BEGIN DATA SUPPLIED

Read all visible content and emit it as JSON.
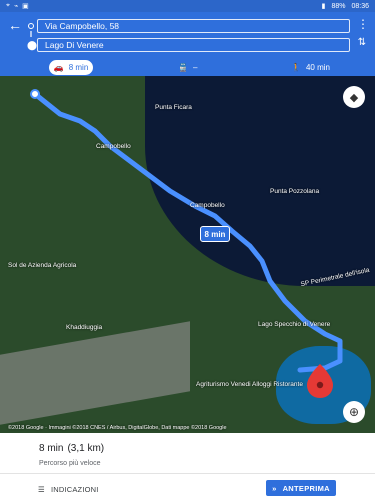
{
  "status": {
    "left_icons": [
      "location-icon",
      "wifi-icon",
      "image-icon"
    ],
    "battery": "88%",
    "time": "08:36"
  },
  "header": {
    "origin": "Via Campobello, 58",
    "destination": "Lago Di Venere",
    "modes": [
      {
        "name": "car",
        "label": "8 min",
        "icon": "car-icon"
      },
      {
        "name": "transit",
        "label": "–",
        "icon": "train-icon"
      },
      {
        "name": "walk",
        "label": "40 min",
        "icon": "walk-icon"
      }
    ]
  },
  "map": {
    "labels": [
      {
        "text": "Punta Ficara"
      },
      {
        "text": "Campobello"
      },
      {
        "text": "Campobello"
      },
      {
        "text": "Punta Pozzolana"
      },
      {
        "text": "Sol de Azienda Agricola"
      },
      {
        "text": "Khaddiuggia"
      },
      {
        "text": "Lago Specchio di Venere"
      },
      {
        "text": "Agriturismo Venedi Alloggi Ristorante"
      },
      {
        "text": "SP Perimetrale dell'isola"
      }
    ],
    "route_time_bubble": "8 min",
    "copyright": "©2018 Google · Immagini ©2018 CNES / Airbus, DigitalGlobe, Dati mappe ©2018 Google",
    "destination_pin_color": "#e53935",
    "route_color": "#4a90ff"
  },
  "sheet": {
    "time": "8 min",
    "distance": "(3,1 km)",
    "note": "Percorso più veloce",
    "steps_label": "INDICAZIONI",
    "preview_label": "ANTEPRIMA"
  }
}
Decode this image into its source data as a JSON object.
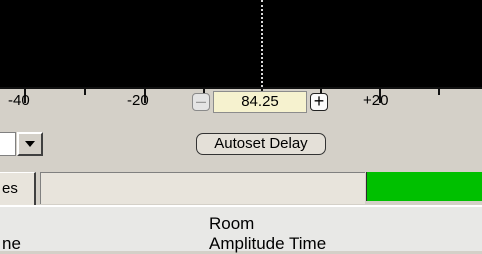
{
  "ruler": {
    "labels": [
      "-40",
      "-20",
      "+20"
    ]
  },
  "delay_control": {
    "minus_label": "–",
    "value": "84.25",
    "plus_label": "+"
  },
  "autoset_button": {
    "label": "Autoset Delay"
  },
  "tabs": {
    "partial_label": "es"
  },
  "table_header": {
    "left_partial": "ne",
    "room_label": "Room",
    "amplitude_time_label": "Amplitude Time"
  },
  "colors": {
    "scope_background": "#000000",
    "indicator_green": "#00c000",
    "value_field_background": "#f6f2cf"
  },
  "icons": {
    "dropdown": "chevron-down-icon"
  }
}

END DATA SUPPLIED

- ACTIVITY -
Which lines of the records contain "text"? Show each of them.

- WRITTEN ANSWER -
        "text": "Punta Ficara"
        "text": "Campobello"
        "text": "Campobello"
        "text": "Punta Pozzolana"
        "text": "Sol de Azienda Agricola"
        "text": "Khaddiuggia"
        "text": "Lago Specchio di Venere"
        "text": "Agriturismo Venedi Alloggi Ristorante"
        "text": "SP Perimetrale dell'isola"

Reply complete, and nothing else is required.